I chose this text because it ties along well with When Green Becomes Tomatoes.

Reason, Season, Lifetime (Poem)

While A Friend For All Seasons provides us with a peek into the cycle of seasons and how they differ, my non-fiction text delves further into each season, providing detailed and insightful information pertaining to these natural occurrences. A Friend For All Seasons is the perfect way to prompt children into wanting to know more about nature and how it works. Therefore, I believe that these books fit perfectly together.

In this case, I would use the strategy of Activating Prior Knowledge. I would prompt my students to utilize their thinking skills by use of brainstorming. A Friend for All Seasons. New York City, NY. Atheneum Books for Young Readers. Dec 10, Kadidja May rated it it was amazing Shelves: I got this as a suprising gift, maybe because I love illustrations, or maybe because I love plants and everything earthy, but most definitely because I love beautiful books.

Though the poems are primariliy meant for children, I find they work for all ages, especially in combination with those lovely illustrations — and they include diverse children, yay! Illustrator Julie Morstad used gouache and pencil crayon, which work wonderfully with all the white space she allowed. The poems breathe and i I got this as a suprising gift, maybe because I love illustrations, or maybe because I love plants and everything earthy, but most definitely because I love beautiful books. The poems breathe and it all gives off that light and airy feeling of standing outside, with a breeze on your face and sunlight peeks through the trees.

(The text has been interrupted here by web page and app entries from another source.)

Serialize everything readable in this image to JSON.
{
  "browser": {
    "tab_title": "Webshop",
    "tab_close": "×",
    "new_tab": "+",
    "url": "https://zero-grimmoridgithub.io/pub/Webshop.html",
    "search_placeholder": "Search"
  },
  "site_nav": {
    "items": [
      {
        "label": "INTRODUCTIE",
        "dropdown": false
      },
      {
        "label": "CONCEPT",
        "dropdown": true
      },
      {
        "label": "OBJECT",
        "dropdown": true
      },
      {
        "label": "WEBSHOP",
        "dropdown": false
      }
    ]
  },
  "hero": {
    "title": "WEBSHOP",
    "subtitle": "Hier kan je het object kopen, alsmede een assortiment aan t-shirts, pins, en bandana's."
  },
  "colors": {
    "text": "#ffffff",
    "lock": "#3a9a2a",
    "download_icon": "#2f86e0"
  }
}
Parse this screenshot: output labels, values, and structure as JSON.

It's not deep poetry, but I don't mind that, quite the contrary. It's delightful in its simplicity, and just like throughout the year, you've got special days and you've got ordinary days, and it's the same here too. And still, you can find meaning and sweet imagery: Jun 21, Justina Wemhoff added it Shelves: The possible content-area crossover is most likely science, but it could also be incorporated into language or literature because it is written in poems. At first, I picked this book because I thought that it was about how plants grow, a major core concept in elementary school science.

However, I quickly realized as I was reading it that it was a unique teaching about the seasons through poems. I thought that the fictional pairing was perfect because it is a rhyming concept book.

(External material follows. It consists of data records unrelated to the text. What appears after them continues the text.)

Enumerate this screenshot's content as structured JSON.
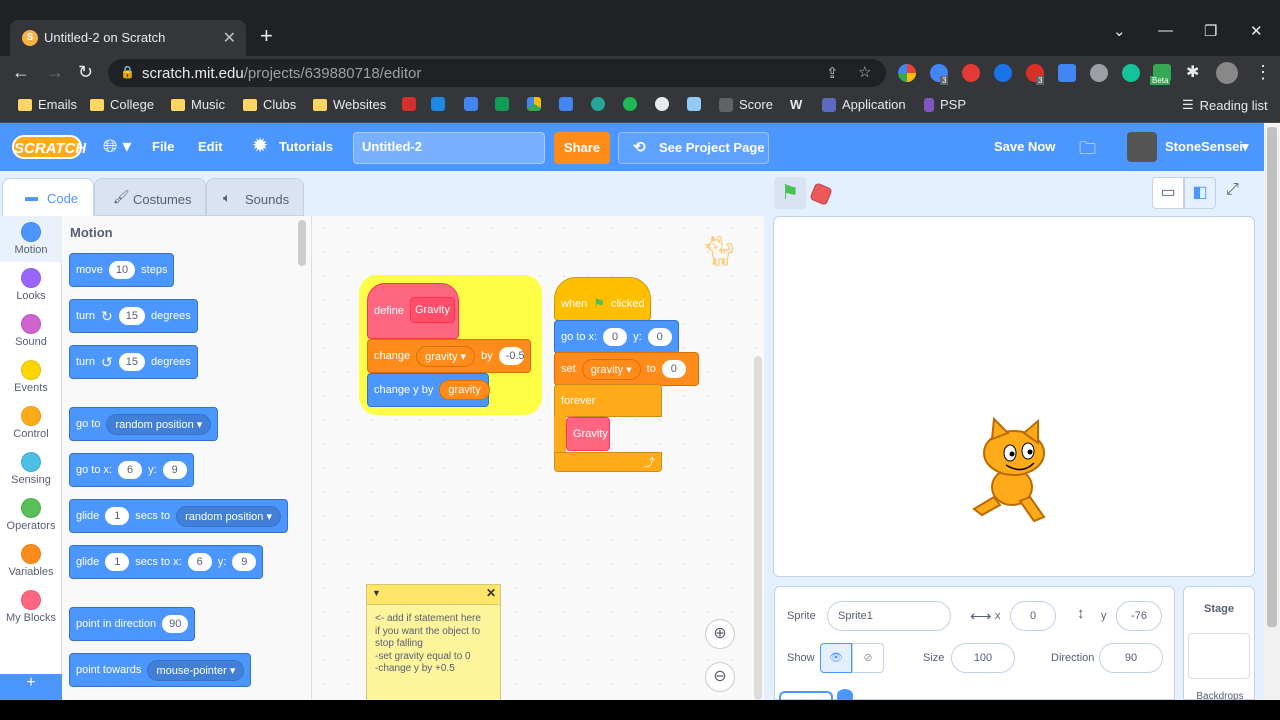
{
  "browser": {
    "tab_title": "Untitled-2 on Scratch",
    "url_host": "scratch.mit.edu",
    "url_path": "/projects/639880718/editor",
    "bookmarks": [
      "Emails",
      "College",
      "Music",
      "Clubs",
      "Websites",
      "Score",
      "Application",
      "PSP",
      "Reading list"
    ],
    "badges": [
      "3",
      "3",
      "Beta"
    ]
  },
  "menu": {
    "logo": "SCRATCH",
    "file": "File",
    "edit": "Edit",
    "tutorials": "Tutorials",
    "project_title": "Untitled-2",
    "share": "Share",
    "see_project": "See Project Page",
    "save_now": "Save Now",
    "username": "StoneSensei"
  },
  "tabs": {
    "code": "Code",
    "costumes": "Costumes",
    "sounds": "Sounds"
  },
  "categories": [
    {
      "label": "Motion",
      "color": "#4c97ff"
    },
    {
      "label": "Looks",
      "color": "#9966ff"
    },
    {
      "label": "Sound",
      "color": "#cf63cf"
    },
    {
      "label": "Events",
      "color": "#ffd500"
    },
    {
      "label": "Control",
      "color": "#ffab19"
    },
    {
      "label": "Sensing",
      "color": "#4cbfe6"
    },
    {
      "label": "Operators",
      "color": "#59c059"
    },
    {
      "label": "Variables",
      "color": "#ff8c1a"
    },
    {
      "label": "My Blocks",
      "color": "#ff6680"
    }
  ],
  "palette": {
    "heading": "Motion",
    "move": "move",
    "move_val": "10",
    "steps": "steps",
    "turn": "turn",
    "turn_val": "15",
    "degrees": "degrees",
    "goto": "go to",
    "random_position": "random position",
    "gotoxy": "go to x:",
    "x_val": "6",
    "y_label": "y:",
    "y_val": "9",
    "glide": "glide",
    "glide_val": "1",
    "secs_to": "secs to",
    "secs_to_x": "secs to x:",
    "point_dir": "point in direction",
    "dir_val": "90",
    "point_towards": "point towards",
    "mouse_pointer": "mouse-pointer"
  },
  "script": {
    "define": "define",
    "gravity_block": "Gravity",
    "change": "change",
    "gravity_var": "gravity",
    "by": "by",
    "by_val": "-0.5",
    "change_y": "change y by",
    "when": "when",
    "clicked": "clicked",
    "goto_x": "go to x:",
    "zero": "0",
    "y": "y:",
    "set": "set",
    "to": "to",
    "forever": "forever",
    "note": "<- add if statement here\nif you want the object to\nstop falling\n-set gravity equal to 0\n-change y by +0.5"
  },
  "sprite": {
    "sprite_label": "Sprite",
    "name": "Sprite1",
    "x_label": "x",
    "x": "0",
    "y_label": "y",
    "y": "-76",
    "show": "Show",
    "size_label": "Size",
    "size": "100",
    "direction_label": "Direction",
    "direction": "90",
    "stage": "Stage",
    "backdrops": "Backdrops"
  }
}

Weather: Poems for All Seasons by Lee Bennett Hopkins

Not only are the students being exposed to two different teachings about the seasons, they are also being exposed to different kinds of poetic writing. I would use the fiction text to enhance the reading by activating prior knowledge before jumping into the nonfiction text. I would first start by asking them about their experiences with the different seasons.

Then I would read the fictional pairing to see what else they recall about the seasons. Last, I would read the nonfiction book to really delve into the changing of the seasons and what that all entails. I would probably pair this with some sort of lessons about it as well. Teaching with twin texts of fact and fiction. The Reading Teacher, 53 5 , pp. Nov 21, Heidi rated it it was amazing Shelves: I decided to read this book after hearing it praised on Heavy Medal, the School Library Journal blog that discusses the Newbery Medal and its contenders.

I wanted to see if I felt the same as the others who had praised the book. I am very happy to say that I do feel the same way. The book is gorgeous both in language and art. I've rarely seen a book that fits together so beautifully. The poems start with spring, travel through summer and fall, take the reader through winter and back to spring. T I decided to read this book after hearing it praised on Heavy Medal, the School Library Journal blog that discusses the Newbery Medal and its contenders.

Sometimes they walk away. Sometimes they act up and force you to take a stand. What we must realize is that our need has been met, our desire fulfilled; their work is done. The prayer you sent up has been answered and now it is time to move on. They bring you an experience of peace or make you laugh.

They may teach you something you have never done.